Task prompt:
Set down all of the entries exactly, leaving nothing out.

Collected data entries:
========

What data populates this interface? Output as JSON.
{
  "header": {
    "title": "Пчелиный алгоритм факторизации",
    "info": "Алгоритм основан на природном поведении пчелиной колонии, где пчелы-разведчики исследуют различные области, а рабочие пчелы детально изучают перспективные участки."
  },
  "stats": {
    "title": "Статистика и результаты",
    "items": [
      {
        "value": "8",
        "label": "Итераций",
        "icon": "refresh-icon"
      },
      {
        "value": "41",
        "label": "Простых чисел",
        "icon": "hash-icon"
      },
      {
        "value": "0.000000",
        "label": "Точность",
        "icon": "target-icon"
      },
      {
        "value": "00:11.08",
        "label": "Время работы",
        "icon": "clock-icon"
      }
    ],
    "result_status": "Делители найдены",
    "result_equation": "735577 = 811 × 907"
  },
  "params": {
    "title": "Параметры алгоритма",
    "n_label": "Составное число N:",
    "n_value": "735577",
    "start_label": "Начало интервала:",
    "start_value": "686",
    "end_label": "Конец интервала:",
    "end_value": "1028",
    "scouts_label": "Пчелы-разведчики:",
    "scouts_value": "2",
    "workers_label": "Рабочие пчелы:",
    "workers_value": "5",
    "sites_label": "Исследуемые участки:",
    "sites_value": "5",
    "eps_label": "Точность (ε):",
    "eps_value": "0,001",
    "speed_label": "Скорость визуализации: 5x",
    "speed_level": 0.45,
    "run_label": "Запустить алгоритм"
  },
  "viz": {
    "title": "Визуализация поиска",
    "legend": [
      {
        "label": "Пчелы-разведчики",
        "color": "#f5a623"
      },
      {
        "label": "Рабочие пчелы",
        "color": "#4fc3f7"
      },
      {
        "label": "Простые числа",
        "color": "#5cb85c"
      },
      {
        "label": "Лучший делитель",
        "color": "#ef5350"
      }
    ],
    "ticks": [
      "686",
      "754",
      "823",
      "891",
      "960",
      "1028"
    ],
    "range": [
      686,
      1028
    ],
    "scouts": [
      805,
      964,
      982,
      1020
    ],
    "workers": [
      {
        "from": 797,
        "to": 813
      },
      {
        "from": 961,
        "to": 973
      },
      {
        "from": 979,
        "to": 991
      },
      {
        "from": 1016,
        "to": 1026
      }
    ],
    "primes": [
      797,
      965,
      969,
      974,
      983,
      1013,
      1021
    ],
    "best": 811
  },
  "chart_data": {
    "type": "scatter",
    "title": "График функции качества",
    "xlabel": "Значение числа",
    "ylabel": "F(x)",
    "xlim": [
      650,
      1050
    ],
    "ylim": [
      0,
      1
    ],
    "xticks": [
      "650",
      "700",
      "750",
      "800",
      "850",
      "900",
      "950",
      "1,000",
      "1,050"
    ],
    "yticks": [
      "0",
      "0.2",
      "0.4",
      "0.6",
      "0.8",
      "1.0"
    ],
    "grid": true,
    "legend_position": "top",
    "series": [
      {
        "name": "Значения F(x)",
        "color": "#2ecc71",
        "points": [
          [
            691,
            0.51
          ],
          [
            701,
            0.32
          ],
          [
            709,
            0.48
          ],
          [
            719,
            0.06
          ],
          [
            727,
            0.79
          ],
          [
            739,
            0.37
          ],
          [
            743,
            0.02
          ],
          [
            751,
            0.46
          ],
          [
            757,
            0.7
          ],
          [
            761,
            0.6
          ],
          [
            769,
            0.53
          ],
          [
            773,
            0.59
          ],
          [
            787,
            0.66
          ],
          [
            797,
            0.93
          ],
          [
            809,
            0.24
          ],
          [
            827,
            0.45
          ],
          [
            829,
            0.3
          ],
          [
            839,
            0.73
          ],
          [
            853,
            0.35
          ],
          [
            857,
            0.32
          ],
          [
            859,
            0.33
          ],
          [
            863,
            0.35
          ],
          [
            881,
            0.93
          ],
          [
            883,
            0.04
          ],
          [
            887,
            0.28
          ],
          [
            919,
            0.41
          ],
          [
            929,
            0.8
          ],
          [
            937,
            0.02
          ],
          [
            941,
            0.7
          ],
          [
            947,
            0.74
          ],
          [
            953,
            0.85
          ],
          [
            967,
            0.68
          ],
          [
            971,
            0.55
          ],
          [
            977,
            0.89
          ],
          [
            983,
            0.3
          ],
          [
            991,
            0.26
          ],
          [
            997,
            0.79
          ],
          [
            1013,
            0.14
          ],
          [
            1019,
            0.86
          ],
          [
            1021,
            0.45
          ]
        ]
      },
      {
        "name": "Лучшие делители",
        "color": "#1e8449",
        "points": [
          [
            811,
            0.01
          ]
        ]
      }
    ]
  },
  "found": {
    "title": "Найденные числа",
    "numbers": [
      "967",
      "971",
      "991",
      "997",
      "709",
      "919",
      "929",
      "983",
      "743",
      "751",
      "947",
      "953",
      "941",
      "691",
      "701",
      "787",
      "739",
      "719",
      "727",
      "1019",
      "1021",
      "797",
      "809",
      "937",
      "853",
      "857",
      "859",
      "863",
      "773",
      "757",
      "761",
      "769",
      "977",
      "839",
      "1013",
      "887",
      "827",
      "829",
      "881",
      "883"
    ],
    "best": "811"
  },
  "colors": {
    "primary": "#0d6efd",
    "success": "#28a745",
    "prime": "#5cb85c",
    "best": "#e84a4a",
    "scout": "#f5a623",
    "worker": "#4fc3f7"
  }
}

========

Your response:
What data populates this interface? Output as JSON.
{
  "header": {
    "title": "Пчелиный алгоритм факторизации",
    "info": "Алгоритм основан на природном поведении пчелиной колонии, где пчелы-разведчики исследуют различные области, а рабочие пчелы детально изучают перспективные участки."
  },
  "stats": {
    "title": "Статистика и результаты",
    "items": [
      {
        "value": "8",
        "label": "Итераций",
        "icon": "refresh-icon"
      },
      {
        "value": "41",
        "label": "Простых чисел",
        "icon": "hash-icon"
      },
      {
        "value": "0.000000",
        "label": "Точность",
        "icon": "target-icon"
      },
      {
        "value": "00:11.08",
        "label": "Время работы",
        "icon": "clock-icon"
      }
    ],
    "result_status": "Делители найдены",
    "result_equation": "735577 = 811 × 907"
  },
  "params": {
    "title": "Параметры алгоритма",
    "n_label": "Составное число N:",
    "n_value": "735577",
    "start_label": "Начало интервала:",
    "start_value": "686",
    "end_label": "Конец интервала:",
    "end_value": "1028",
    "scouts_label": "Пчелы-разведчики:",
    "scouts_value": "2",
    "workers_label": "Рабочие пчелы:",
    "workers_value": "5",
    "sites_label": "Исследуемые участки:",
    "sites_value": "5",
    "eps_label": "Точность (ε):",
    "eps_value": "0,001",
    "speed_label": "Скорость визуализации: 5x",
    "speed_level": 0.45,
    "run_label": "Запустить алгоритм"
  },
  "viz": {
    "title": "Визуализация поиска",
    "legend": [
      {
        "label": "Пчелы-разведчики",
        "color": "#f5a623"
      },
      {
        "label": "Рабочие пчелы",
        "color": "#4fc3f7"
      },
      {
        "label": "Простые числа",
        "color": "#5cb85c"
      },
      {
        "label": "Лучший делитель",
        "color": "#ef5350"
      }
    ],
    "ticks": [
      "686",
      "754",
      "823",
      "891",
      "960",
      "1028"
    ],
    "range": [
      686,
      1028
    ],
    "scouts": [
      805,
      964,
      982,
      1020
    ],
    "workers": [
      {
        "from": 797,
        "to": 813
      },
      {
        "from": 961,
        "to": 973
      },
      {
        "from": 979,
        "to": 991
      },
      {
        "from": 1016,
        "to": 1026
      }
    ],
    "primes": [
      797,
      965,
      969,
      974,
      983,
      1013,
      1021
    ],
    "best": 811
  },
  "chart_data": {
    "type": "scatter",
    "title": "График функции качества",
    "xlabel": "Значение числа",
    "ylabel": "F(x)",
    "xlim": [
      650,
      1050
    ],
    "ylim": [
      0,
      1
    ],
    "xticks": [
      "650",
      "700",
      "750",
      "800",
      "850",
      "900",
      "950",
      "1,000",
      "1,050"
    ],
    "yticks": [
      "0",
      "0.2",
      "0.4",
      "0.6",
      "0.8",
      "1.0"
    ],
    "grid": true,
    "legend_position": "top",
    "series": [
      {
        "name": "Значения F(x)",
        "color": "#2ecc71",
        "points": [
          [
            691,
            0.51
          ],
          [
            701,
            0.32
          ],
          [
            709,
            0.48
          ],
          [
            719,
            0.06
          ],
          [
            727,
            0.79
          ],
          [
            739,
            0.37
          ],
          [
            743,
            0.02
          ],
          [
            751,
            0.46
          ],
          [
            757,
            0.7
          ],
          [
            761,
            0.6
          ],
          [
            769,
            0.53
          ],
          [
            773,
            0.59
          ],
          [
            787,
            0.66
          ],
          [
            797,
            0.93
          ],
          [
            809,
            0.24
          ],
          [
            827,
            0.45
          ],
          [
            829,
            0.3
          ],
          [
            839,
            0.73
          ],
          [
            853,
            0.35
          ],
          [
            857,
            0.32
          ],
          [
            859,
            0.33
          ],
          [
            863,
            0.35
          ],
          [
            881,
            0.93
          ],
          [
            883,
            0.04
          ],
          [
            887,
            0.28
          ],
          [
            919,
            0.41
          ],
          [
            929,
            0.8
          ],
          [
            937,
            0.02
          ],
          [
            941,
            0.7
          ],
          [
            947,
            0.74
          ],
          [
            953,
            0.85
          ],
          [
            967,
            0.68
          ],
          [
            971,
            0.55
          ],
          [
            977,
            0.89
          ],
          [
            983,
            0.3
          ],
          [
            991,
            0.26
          ],
          [
            997,
            0.79
          ],
          [
            1013,
            0.14
          ],
          [
            1019,
            0.86
          ],
          [
            1021,
            0.45
          ]
        ]
      },
      {
        "name": "Лучшие делители",
        "color": "#1e8449",
        "points": [
          [
            811,
            0.01
          ]
        ]
      }
    ]
  },
  "found": {
    "title": "Найденные числа",
    "numbers": [
      "967",
      "971",
      "991",
      "997",
      "709",
      "919",
      "929",
      "983",
      "743",
      "751",
      "947",
      "953",
      "941",
      "691",
      "701",
      "787",
      "739",
      "719",
      "727",
      "1019",
      "1021",
      "797",
      "809",
      "937",
      "853",
      "857",
      "859",
      "863",
      "773",
      "757",
      "761",
      "769",
      "977",
      "839",
      "1013",
      "887",
      "827",
      "829",
      "881",
      "883"
    ],
    "best": "811"
  },
  "colors": {
    "primary": "#0d6efd",
    "success": "#28a745",
    "prime": "#5cb85c",
    "best": "#e84a4a",
    "scout": "#f5a623",
    "worker": "#4fc3f7"
  }
}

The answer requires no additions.